That excuse goes right out the window when Aly chooses to stay on of her own volition to serve Dove after the rebellion, though. And she knows Tortallan codes and a number of Tortallan agents - heck, we're told she helped train some of them! So yeah, while Tortall was undoubtedly thrilled to have the Rittevons overthrown, having the daughter of their own spymaster stay on as spymaster to another nation later ... really shouldn't thrill them. Especially since there's really no guarantee of any sort of alliance between the Isles and Tortall, and Aly's loyalty is very clearly with the Isles over her homeland.
Tortall was definitely happy to see the Rittevons overthrown; George sent a big box of unmarked cash to the rebels to further the rebellion. I'm pretty sure they do mention at the end that it is going to be awkward in the future, though (friendly nations still spy on each other; as Vetinari says, that's how they stay friendly), and it's just going to be something they have to deal with.
None of it was initially her choice.
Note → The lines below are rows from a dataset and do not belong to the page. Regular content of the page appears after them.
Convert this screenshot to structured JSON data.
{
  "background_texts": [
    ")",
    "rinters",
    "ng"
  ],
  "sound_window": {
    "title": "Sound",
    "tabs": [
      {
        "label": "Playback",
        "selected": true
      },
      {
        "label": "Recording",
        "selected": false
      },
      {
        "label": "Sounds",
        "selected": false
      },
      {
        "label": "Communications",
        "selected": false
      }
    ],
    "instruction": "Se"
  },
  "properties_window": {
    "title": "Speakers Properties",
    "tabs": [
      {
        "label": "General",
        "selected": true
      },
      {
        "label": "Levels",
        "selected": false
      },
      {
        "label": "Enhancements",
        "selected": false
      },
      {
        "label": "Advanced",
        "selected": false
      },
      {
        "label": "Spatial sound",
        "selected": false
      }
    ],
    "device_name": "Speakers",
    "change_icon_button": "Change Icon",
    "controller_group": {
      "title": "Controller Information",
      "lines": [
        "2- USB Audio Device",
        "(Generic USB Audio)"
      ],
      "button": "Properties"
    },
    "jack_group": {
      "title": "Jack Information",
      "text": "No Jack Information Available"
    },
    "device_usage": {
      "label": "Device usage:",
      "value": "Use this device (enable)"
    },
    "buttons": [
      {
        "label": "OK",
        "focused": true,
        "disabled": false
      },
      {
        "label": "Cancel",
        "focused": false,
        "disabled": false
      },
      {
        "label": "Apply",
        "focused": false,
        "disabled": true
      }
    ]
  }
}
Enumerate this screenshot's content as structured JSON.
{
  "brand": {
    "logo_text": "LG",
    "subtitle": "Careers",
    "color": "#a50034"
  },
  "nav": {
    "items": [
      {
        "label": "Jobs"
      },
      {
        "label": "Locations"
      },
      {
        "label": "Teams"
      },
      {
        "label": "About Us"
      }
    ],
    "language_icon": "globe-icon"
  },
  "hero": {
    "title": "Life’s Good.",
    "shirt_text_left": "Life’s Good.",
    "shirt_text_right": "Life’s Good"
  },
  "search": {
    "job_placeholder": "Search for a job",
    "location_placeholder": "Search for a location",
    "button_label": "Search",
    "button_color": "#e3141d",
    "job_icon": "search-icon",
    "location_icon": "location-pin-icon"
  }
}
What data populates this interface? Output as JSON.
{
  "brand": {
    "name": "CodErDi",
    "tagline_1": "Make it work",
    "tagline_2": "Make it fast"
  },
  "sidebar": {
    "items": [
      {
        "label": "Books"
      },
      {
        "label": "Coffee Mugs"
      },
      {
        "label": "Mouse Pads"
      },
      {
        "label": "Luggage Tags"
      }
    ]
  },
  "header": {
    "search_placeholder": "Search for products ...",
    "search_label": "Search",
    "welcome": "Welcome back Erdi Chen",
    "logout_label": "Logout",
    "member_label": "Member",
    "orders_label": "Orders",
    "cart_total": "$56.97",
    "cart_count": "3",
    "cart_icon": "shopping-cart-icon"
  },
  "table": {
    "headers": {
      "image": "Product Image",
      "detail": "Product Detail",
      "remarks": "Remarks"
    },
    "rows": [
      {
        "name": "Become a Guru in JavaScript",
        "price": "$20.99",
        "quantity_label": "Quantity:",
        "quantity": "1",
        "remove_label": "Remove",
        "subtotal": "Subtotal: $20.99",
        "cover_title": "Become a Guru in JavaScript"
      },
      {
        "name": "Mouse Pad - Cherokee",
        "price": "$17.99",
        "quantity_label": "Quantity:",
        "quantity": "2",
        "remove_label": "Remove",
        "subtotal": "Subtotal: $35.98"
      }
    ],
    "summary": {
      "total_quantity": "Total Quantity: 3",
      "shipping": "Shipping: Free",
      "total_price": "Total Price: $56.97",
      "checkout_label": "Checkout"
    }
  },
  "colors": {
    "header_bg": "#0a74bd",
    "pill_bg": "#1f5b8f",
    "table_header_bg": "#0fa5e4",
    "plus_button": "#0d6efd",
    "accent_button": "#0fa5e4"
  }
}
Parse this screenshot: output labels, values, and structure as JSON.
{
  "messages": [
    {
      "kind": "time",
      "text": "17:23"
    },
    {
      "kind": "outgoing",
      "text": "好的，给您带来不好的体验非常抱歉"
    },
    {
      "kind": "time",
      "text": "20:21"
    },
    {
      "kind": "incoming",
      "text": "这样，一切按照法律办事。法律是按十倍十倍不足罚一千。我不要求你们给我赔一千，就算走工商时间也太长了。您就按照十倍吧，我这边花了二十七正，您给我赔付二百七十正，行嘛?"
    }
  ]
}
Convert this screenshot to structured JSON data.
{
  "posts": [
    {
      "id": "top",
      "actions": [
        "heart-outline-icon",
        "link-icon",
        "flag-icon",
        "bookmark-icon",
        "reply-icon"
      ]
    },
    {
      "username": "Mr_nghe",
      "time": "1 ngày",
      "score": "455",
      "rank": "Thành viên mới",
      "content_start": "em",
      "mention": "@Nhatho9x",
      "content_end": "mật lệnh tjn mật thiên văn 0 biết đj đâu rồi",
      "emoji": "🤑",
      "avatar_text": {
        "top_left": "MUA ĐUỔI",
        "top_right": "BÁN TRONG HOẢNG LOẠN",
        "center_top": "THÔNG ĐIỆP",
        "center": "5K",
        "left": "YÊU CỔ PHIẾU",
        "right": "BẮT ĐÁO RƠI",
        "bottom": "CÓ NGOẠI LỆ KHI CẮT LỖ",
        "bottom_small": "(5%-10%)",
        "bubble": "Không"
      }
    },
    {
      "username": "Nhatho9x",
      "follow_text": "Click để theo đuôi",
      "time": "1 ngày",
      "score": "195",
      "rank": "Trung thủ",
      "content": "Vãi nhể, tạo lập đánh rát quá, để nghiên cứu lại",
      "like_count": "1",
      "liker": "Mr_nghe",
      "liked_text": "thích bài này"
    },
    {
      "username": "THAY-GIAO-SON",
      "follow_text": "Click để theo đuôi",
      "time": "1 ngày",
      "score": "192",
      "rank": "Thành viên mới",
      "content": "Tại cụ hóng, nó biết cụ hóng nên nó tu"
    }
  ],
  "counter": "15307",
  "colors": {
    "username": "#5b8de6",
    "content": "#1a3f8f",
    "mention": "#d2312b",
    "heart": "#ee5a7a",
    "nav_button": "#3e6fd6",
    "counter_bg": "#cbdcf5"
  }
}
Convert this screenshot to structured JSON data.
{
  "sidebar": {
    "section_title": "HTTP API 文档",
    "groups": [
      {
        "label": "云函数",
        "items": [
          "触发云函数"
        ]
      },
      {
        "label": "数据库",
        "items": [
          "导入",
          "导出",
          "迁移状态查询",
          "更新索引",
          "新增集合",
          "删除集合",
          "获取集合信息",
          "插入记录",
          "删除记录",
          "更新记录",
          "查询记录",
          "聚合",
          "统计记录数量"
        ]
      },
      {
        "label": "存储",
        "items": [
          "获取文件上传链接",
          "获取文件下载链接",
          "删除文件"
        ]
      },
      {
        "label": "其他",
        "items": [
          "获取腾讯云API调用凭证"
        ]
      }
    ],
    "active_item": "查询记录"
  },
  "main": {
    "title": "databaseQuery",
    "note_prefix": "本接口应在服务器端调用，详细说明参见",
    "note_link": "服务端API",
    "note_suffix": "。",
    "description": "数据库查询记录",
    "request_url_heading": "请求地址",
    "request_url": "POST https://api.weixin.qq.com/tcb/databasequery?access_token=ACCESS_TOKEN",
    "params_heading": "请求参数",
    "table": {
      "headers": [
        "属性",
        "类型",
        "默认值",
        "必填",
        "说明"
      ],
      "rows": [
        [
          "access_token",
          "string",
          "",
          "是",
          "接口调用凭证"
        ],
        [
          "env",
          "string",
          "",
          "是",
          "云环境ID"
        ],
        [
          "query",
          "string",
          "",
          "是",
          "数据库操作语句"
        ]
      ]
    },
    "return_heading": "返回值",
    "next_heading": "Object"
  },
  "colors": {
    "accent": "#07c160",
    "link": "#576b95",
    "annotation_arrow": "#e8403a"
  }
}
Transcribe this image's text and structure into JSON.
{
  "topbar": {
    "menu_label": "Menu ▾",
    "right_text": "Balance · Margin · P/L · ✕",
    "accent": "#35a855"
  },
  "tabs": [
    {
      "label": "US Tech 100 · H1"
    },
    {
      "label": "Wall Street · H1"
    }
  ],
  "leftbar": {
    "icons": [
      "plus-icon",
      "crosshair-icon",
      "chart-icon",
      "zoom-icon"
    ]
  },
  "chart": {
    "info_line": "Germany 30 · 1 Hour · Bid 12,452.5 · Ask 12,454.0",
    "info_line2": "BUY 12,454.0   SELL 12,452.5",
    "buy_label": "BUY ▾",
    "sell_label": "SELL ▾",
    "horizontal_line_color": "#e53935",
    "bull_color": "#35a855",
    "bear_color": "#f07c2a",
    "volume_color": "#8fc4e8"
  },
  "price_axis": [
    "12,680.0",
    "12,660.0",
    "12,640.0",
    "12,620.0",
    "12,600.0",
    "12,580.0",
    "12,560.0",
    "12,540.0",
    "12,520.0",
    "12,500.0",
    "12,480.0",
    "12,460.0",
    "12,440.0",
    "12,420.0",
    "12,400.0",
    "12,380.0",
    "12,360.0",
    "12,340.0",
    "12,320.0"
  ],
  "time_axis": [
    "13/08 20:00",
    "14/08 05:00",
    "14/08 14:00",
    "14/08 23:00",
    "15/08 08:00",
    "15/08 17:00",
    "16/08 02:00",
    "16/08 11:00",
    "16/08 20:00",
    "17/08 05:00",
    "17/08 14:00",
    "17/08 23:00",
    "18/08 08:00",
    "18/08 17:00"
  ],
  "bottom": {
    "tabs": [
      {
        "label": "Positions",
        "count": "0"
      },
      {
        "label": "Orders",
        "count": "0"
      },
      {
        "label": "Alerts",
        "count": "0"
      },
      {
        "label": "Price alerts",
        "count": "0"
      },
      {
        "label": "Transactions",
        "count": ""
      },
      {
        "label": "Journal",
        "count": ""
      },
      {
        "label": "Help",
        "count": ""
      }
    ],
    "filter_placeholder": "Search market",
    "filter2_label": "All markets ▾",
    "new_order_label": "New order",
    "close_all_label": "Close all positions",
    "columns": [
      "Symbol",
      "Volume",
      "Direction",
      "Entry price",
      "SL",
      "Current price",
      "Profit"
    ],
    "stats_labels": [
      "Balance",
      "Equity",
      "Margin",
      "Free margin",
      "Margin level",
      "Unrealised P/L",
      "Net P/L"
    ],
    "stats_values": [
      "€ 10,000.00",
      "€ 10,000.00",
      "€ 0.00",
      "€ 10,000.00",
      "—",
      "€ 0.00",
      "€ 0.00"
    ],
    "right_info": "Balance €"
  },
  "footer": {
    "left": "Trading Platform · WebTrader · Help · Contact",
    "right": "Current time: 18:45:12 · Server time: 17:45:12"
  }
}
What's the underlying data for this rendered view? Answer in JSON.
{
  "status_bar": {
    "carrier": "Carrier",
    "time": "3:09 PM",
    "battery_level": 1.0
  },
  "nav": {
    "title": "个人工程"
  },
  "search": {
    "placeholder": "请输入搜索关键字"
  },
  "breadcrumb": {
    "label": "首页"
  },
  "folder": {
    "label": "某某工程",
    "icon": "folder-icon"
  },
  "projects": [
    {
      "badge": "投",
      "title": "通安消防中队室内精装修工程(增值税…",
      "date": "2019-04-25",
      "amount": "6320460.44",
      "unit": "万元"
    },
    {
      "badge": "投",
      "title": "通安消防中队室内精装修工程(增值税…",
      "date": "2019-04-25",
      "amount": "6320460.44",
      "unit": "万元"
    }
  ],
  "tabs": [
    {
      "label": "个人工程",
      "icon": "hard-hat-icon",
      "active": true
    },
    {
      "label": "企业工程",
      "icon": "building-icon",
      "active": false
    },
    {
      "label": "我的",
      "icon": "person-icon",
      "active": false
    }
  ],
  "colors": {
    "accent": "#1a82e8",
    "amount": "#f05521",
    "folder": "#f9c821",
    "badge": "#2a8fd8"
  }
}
Kyprioth brought her to the Isles so she could help play her part in a prophecy she knew nothing about- who's going to argue against a trickster?